While walking into the theatre to see Wonder Woman, I had many thoughts swirling through my head. 2017 marks the 9th year we have lived through since the historic launching of the Marvel Cinematic Universe with the then edgy and exhilarating Iron Man (2009). Since then viewers have been pulled through fifteen Marvel movies and almost thirty other superhero films trying to hop on the money train that is Marvel. To say I am burnt out on superheroes is an understatement.
In an effort to jumpstart their rich catalog of characters, DC launched its extended universe with Man of Steel (met with mediocre reception) and then the polarizing Batman VS. Superman, and finally the disastrous Suicide Squad. All that being said, Wonder Woman has arrived at a time where DC is indeed in need of a Savior, a shot in the arm to get people interested in their franchise, and proof that DC can offer movies that have more depth and connection than Marvel’s shallow and fun popcorn flicks. Thankfully, Wonder Woman accomplishes this and much more.
From the very start it is clear Diana Prince (Gal Gadot) is an absolute scene stealer. Her charisma, charm, and blissful naivety to the problems that plague a dark World War I is infectious and immediately captivating. Her counterpart Steve Trevor (Chris Pine) is equally appealing and their chemistry is real, genuine, and laugh out loud funny at times, but not because of any cheesy one liners. Instead smart writing and great situational humor is found by putting a woman who has been raised by women in the male dominated society of the early nineteenth century. It really is quite the treat.
The depth to characters and real attachment missing from most marvel films is found in spoonfuls here. With a compelling backstory tied deeply in Greek Mythology, Diana’s quest to save the modern world is believable and grounded in a very interesting and dynamic way. Big questions are central to the story and the characters’ development and eventual change as they contemplate the origin of evil, why mankind fights and kills one another, is humanity redeemable, and why love, true selfless love, is the answer.
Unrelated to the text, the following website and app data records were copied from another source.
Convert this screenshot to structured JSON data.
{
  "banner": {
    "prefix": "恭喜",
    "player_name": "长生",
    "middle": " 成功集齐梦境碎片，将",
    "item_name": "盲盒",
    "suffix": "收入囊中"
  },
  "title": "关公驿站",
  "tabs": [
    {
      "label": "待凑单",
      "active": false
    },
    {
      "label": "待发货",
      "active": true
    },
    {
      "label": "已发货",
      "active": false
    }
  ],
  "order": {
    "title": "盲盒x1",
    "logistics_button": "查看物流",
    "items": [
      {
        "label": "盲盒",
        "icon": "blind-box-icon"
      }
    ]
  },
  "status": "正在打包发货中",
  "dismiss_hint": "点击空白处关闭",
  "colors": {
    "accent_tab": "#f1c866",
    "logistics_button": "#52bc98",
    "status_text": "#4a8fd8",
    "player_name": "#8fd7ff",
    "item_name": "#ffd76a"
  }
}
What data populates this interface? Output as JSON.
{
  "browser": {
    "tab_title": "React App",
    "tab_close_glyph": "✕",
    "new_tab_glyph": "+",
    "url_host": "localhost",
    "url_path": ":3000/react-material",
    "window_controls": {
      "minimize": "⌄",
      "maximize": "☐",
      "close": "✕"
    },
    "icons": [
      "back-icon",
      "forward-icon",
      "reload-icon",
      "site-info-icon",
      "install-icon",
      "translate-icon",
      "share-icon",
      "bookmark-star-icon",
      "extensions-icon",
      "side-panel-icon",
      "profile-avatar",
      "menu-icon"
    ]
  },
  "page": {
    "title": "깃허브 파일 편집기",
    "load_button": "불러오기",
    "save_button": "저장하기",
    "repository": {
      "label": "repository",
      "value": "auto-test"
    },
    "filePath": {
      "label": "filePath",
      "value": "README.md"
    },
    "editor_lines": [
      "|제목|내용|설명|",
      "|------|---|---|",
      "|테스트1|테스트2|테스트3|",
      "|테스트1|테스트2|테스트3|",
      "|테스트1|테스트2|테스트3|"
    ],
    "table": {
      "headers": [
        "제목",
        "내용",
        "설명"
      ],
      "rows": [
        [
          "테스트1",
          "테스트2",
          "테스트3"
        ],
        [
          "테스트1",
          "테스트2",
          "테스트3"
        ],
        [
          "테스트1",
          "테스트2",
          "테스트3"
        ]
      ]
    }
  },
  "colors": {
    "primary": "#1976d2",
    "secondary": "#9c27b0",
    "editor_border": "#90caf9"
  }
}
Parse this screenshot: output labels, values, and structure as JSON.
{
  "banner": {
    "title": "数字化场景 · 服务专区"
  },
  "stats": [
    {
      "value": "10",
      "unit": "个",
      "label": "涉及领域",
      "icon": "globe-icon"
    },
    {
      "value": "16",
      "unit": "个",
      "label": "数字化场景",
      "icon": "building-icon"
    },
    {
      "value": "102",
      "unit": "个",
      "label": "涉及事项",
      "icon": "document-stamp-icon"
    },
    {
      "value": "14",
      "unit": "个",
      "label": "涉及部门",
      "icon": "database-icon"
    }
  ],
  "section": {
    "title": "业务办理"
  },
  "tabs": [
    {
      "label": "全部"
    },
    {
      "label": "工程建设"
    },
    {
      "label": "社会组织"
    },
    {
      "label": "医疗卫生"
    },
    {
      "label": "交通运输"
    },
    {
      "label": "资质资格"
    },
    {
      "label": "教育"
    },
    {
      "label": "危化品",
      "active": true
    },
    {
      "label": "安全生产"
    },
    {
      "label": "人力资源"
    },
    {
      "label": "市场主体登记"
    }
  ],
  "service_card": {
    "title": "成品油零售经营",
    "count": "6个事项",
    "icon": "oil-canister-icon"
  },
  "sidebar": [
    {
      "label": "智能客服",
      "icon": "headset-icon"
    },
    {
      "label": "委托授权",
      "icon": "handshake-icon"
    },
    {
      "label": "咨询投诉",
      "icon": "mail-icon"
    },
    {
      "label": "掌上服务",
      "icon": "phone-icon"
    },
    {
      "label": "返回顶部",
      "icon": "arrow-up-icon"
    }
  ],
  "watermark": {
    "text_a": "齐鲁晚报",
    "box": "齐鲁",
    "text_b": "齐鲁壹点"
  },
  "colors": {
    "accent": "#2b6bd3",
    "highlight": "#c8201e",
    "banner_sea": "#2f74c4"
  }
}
This takes me back to depth and connection. Because of a well-crafted backstory, interesting and dynamic characters that feel like real people and not just plot ushering interactions, Wonder Woman succeeds in making you believe this story is real. Real people, real problems, and real solutions that are insightful and ahead of their time.
As to its entertainment, Wonder Woman soars. Gal Godot is stunning but also believably strong. She rides the line between a tough Ellen Ridley and a beautiful but not believable Laura Croft. The action scenes in this film are brutal and visceral but do not drag on like many found in modern super hero films. (X-Men Apocalypse, Age of Ultron 2, Civil War). Each scene is also brought down to earth by the constant reminder of the suffering around her, but the hope she is bringing to each scenario. She is unflinchingly pure, strong, and committed to helping others no matter the cost.
The depth and connection that is the highlight of this movie falls short a couple of times, most noticeably with the caring but often goofy crew that travels across enemy lines with Diana on her adventures.
Overall Wonder Woman succeeds on almost every front. It has given me a reason to care about super heroes, to care about DC and their roster of complex heroes, and most importantly it gives the viewer the perfect combination of fun, action, and drama that brings difficult questions to light. It is a rewarding experience and one that should be shared with the whole family.
Rated PG-13 for some action, violence, and suggestive content.